This will also be the first race to feature amended sporting regulations. Drivers will now carry specified numbers across the remainder of their careers, with the #1 reserved for the reigning champion. There have also been tweaks to the qualifying format; Q1 has been reduced to 18 minutes while Q3 has been extended to 12 minutes. In order to avoid drivers preserving their tyres and sitting out the final shootout, Q3 runners will now begin the race on the tyres which they set their best Q2 time. Drivers now face penalty points if they transgress and if they amass 12 points then they will be slapped with a one race ban. Stewards are also able to hand out five second time penalties for minor transgressions.
There also significant driver changes as only two teams - Mercedes and Marussia - will field the same line-up as in 2013. Ricciardo has joined Vettel at Red Bull, while Kimi Raikkonen joins Fernando Alonso at Ferrari. The Finn's place at Lotus has been filled by Pastor Maldonado, while erstwhile Ferrari racer Felipe Massa has teamed up with Williams. Sergio Perez has sought refuge at Force India, alongside Nico Hulkenberg. Adrian Sutil has replaced Hulkenberg at Sauber while Kamui Kobayashi returns to the sport with Caterham. Three drivers will line-up on the Formula 1 grid for the first time in Australia. Formula Renault 3.5 champion Kevin Magnussen makes the step up with McLaren, while GP3 champion Daniil Kvyat has joined Toro Rosso. GP2 winner Marcus Ericsson will partner Kobayashi at Caterham.
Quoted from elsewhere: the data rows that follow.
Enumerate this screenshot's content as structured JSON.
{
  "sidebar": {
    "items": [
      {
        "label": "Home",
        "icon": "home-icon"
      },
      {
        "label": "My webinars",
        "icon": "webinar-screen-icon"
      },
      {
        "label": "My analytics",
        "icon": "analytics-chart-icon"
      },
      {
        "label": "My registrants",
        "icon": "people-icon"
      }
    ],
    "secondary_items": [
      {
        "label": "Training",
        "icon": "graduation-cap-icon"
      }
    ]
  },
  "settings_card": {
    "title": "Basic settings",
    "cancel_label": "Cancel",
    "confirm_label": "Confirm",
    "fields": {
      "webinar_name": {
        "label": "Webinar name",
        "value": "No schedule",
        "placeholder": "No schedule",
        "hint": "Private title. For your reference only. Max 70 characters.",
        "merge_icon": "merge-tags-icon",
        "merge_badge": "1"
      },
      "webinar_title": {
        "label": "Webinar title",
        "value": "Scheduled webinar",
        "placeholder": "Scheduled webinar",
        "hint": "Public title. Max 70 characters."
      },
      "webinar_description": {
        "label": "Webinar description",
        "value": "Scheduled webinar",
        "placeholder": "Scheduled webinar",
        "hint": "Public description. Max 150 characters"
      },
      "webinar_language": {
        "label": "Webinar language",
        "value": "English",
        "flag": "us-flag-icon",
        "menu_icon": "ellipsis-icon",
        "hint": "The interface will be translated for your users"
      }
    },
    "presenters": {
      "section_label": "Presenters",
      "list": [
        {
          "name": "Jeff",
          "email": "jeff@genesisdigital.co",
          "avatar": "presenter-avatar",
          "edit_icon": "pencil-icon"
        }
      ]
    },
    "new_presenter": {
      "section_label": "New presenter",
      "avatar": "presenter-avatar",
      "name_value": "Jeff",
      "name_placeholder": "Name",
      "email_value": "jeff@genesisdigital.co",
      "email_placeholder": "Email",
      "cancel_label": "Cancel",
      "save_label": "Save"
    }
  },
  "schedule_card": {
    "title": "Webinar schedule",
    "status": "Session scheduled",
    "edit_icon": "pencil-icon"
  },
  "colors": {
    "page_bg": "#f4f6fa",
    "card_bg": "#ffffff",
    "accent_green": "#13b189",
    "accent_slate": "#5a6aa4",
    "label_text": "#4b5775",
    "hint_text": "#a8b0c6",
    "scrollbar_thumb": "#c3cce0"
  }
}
Drivers will complete 58 laps of the 5.3km Albert Park street circuit on Sunday, with the winner collecting the usual 25 points. As in 2013, there will be two DRS zones along the pit straight and between turns two and three. There will be a single detection zone on the entry to turn 14. Five-times Le Mans winner Emanuele Pirro is the driver representative on the stewards’ panel. Pirelli begins their second three-year contract as the sole tyre supplier and drivers will use the yellow-banded soft tyre and white-banded medium tyre this weekend. The notoriously fickle Melbourne weather could also play its part, with forecasts suggesting that rain could affect running on Saturday and Sunday.
Timetable: (All times local, GMT+11)
Friday 14 March
- First Practice: 12:30 (90 minutes)
- Second Practice: 16:30 (90 minutes)
Saturday 15 March
- Third Practice: 14:00 (60 minutes)
- Qualifying: 17:00 (60 minutes)
Sunday 16 March
- Race: 17:00 (58 laps or 2 hours)
|1||Sebastian Vettel||Red Bull-Renault|
|3||Daniel Ricciardo||Red Bull-Renault|
|27||Nico Hülkenberg||Force India-Mercedes|
|11||Sergio Pérez||Force India-Mercedes|
|25||Jean-Eric Vergne||Toro Rosso-Renault|
|26||Daniil Kvyat||Toro Rosso-Renault|